Could you write out the listing below again, exactly?
##########
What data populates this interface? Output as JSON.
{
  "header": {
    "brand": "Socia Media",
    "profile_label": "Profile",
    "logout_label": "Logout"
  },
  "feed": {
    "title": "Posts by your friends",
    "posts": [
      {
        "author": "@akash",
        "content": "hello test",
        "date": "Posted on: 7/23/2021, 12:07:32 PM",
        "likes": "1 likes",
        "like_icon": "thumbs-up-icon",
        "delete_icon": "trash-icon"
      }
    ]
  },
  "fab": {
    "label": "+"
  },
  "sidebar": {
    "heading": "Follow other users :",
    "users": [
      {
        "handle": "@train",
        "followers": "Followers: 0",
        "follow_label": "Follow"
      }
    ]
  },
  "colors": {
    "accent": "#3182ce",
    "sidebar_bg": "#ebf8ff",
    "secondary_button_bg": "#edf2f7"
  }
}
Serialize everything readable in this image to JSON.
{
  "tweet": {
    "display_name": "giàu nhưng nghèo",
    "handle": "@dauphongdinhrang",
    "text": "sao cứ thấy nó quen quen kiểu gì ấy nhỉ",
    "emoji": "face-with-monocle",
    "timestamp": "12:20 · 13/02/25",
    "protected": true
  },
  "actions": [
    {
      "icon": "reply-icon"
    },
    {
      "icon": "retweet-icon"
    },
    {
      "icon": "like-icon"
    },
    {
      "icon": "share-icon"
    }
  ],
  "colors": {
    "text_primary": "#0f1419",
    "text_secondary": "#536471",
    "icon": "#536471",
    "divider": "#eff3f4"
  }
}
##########
- EXERCISE RESPONSE:
What data populates this interface? Output as JSON.
{
  "header": {
    "brand": "Socia Media",
    "profile_label": "Profile",
    "logout_label": "Logout"
  },
  "feed": {
    "title": "Posts by your friends",
    "posts": [
      {
        "author": "@akash",
        "content": "hello test",
        "date": "Posted on: 7/23/2021, 12:07:32 PM",
        "likes": "1 likes",
        "like_icon": "thumbs-up-icon",
        "delete_icon": "trash-icon"
      }
    ]
  },
  "fab": {
    "label": "+"
  },
  "sidebar": {
    "heading": "Follow other users :",
    "users": [
      {
        "handle": "@train",
        "followers": "Followers: 0",
        "follow_label": "Follow"
      }
    ]
  },
  "colors": {
    "accent": "#3182ce",
    "sidebar_bg": "#ebf8ff",
    "secondary_button_bg": "#edf2f7"
  }
}
Serialize everything readable in this image to JSON.
{
  "tweet": {
    "display_name": "giàu nhưng nghèo",
    "handle": "@dauphongdinhrang",
    "text": "sao cứ thấy nó quen quen kiểu gì ấy nhỉ",
    "emoji": "face-with-monocle",
    "timestamp": "12:20 · 13/02/25",
    "protected": true
  },
  "actions": [
    {
      "icon": "reply-icon"
    },
    {
      "icon": "retweet-icon"
    },
    {
      "icon": "like-icon"
    },
    {
      "icon": "share-icon"
    }
  ],
  "colors": {
    "text_primary": "#0f1419",
    "text_secondary": "#536471",
    "icon": "#536471",
    "divider": "#eff3f4"
  }
}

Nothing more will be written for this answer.